- _YOUR OBJECTIVE_: Apart from the pictures, every record here must be copied word for word.

BEGIN MATERIAL FOR THE TASK

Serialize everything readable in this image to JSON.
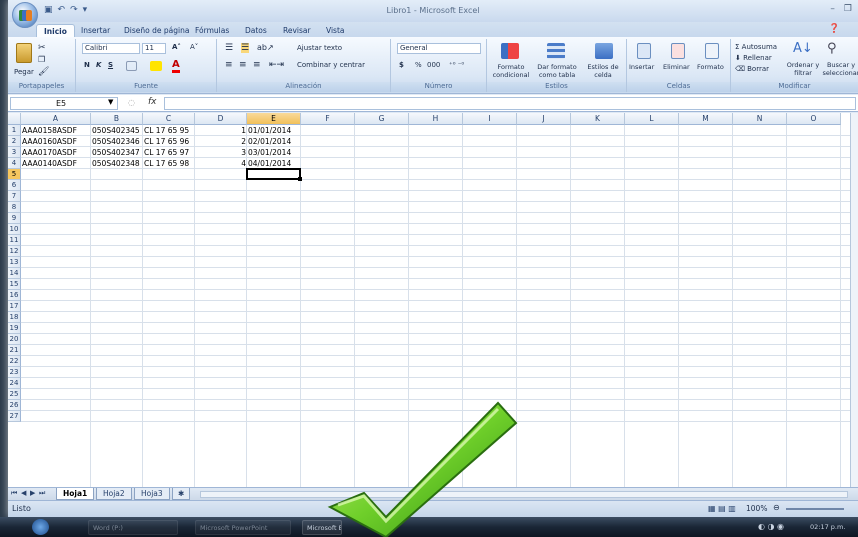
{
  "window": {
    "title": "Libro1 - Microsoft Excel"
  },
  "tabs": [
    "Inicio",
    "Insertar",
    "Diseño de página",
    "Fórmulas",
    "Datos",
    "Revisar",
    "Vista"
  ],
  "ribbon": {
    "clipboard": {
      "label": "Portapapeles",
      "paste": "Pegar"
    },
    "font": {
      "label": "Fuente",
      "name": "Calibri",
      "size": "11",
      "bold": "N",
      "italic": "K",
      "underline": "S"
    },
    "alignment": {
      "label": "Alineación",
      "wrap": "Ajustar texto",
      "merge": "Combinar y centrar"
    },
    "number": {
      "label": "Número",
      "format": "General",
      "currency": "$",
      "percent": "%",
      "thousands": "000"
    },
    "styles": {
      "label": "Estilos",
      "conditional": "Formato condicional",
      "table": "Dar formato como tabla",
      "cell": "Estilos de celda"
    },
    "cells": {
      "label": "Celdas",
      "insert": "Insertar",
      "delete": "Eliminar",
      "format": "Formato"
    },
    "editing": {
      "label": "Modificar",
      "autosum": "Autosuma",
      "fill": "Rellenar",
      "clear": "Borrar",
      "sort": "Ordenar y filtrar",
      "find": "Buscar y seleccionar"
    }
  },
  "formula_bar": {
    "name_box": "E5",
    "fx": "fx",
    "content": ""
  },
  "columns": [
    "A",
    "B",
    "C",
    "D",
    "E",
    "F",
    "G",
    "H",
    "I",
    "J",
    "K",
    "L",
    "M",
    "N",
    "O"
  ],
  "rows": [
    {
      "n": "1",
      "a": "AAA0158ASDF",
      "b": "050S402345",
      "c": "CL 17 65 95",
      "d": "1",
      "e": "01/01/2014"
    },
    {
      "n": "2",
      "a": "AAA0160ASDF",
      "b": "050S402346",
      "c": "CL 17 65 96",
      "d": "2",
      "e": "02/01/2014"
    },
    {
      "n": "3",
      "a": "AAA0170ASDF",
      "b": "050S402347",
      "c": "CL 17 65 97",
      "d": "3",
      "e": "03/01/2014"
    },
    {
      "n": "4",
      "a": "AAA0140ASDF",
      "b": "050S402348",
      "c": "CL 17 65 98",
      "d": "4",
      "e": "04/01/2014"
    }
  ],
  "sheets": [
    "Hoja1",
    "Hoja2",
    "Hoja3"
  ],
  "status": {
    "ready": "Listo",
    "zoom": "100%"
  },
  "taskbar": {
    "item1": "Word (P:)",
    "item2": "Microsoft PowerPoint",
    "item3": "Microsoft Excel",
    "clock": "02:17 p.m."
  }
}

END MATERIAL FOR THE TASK

- _PROBLEM SOLUTION_:
Serialize everything readable in this image to JSON.
{
  "window": {
    "title": "Libro1 - Microsoft Excel"
  },
  "tabs": [
    "Inicio",
    "Insertar",
    "Diseño de página",
    "Fórmulas",
    "Datos",
    "Revisar",
    "Vista"
  ],
  "ribbon": {
    "clipboard": {
      "label": "Portapapeles",
      "paste": "Pegar"
    },
    "font": {
      "label": "Fuente",
      "name": "Calibri",
      "size": "11",
      "bold": "N",
      "italic": "K",
      "underline": "S"
    },
    "alignment": {
      "label": "Alineación",
      "wrap": "Ajustar texto",
      "merge": "Combinar y centrar"
    },
    "number": {
      "label": "Número",
      "format": "General",
      "currency": "$",
      "percent": "%",
      "thousands": "000"
    },
    "styles": {
      "label": "Estilos",
      "conditional": "Formato condicional",
      "table": "Dar formato como tabla",
      "cell": "Estilos de celda"
    },
    "cells": {
      "label": "Celdas",
      "insert": "Insertar",
      "delete": "Eliminar",
      "format": "Formato"
    },
    "editing": {
      "label": "Modificar",
      "autosum": "Autosuma",
      "fill": "Rellenar",
      "clear": "Borrar",
      "sort": "Ordenar y filtrar",
      "find": "Buscar y seleccionar"
    }
  },
  "formula_bar": {
    "name_box": "E5",
    "fx": "fx",
    "content": ""
  },
  "columns": [
    "A",
    "B",
    "C",
    "D",
    "E",
    "F",
    "G",
    "H",
    "I",
    "J",
    "K",
    "L",
    "M",
    "N",
    "O"
  ],
  "rows": [
    {
      "n": "1",
      "a": "AAA0158ASDF",
      "b": "050S402345",
      "c": "CL 17 65 95",
      "d": "1",
      "e": "01/01/2014"
    },
    {
      "n": "2",
      "a": "AAA0160ASDF",
      "b": "050S402346",
      "c": "CL 17 65 96",
      "d": "2",
      "e": "02/01/2014"
    },
    {
      "n": "3",
      "a": "AAA0170ASDF",
      "b": "050S402347",
      "c": "CL 17 65 97",
      "d": "3",
      "e": "03/01/2014"
    },
    {
      "n": "4",
      "a": "AAA0140ASDF",
      "b": "050S402348",
      "c": "CL 17 65 98",
      "d": "4",
      "e": "04/01/2014"
    }
  ],
  "sheets": [
    "Hoja1",
    "Hoja2",
    "Hoja3"
  ],
  "status": {
    "ready": "Listo",
    "zoom": "100%"
  },
  "taskbar": {
    "item1": "Word (P:)",
    "item2": "Microsoft PowerPoint",
    "item3": "Microsoft Excel",
    "clock": "02:17 p.m."
  }
}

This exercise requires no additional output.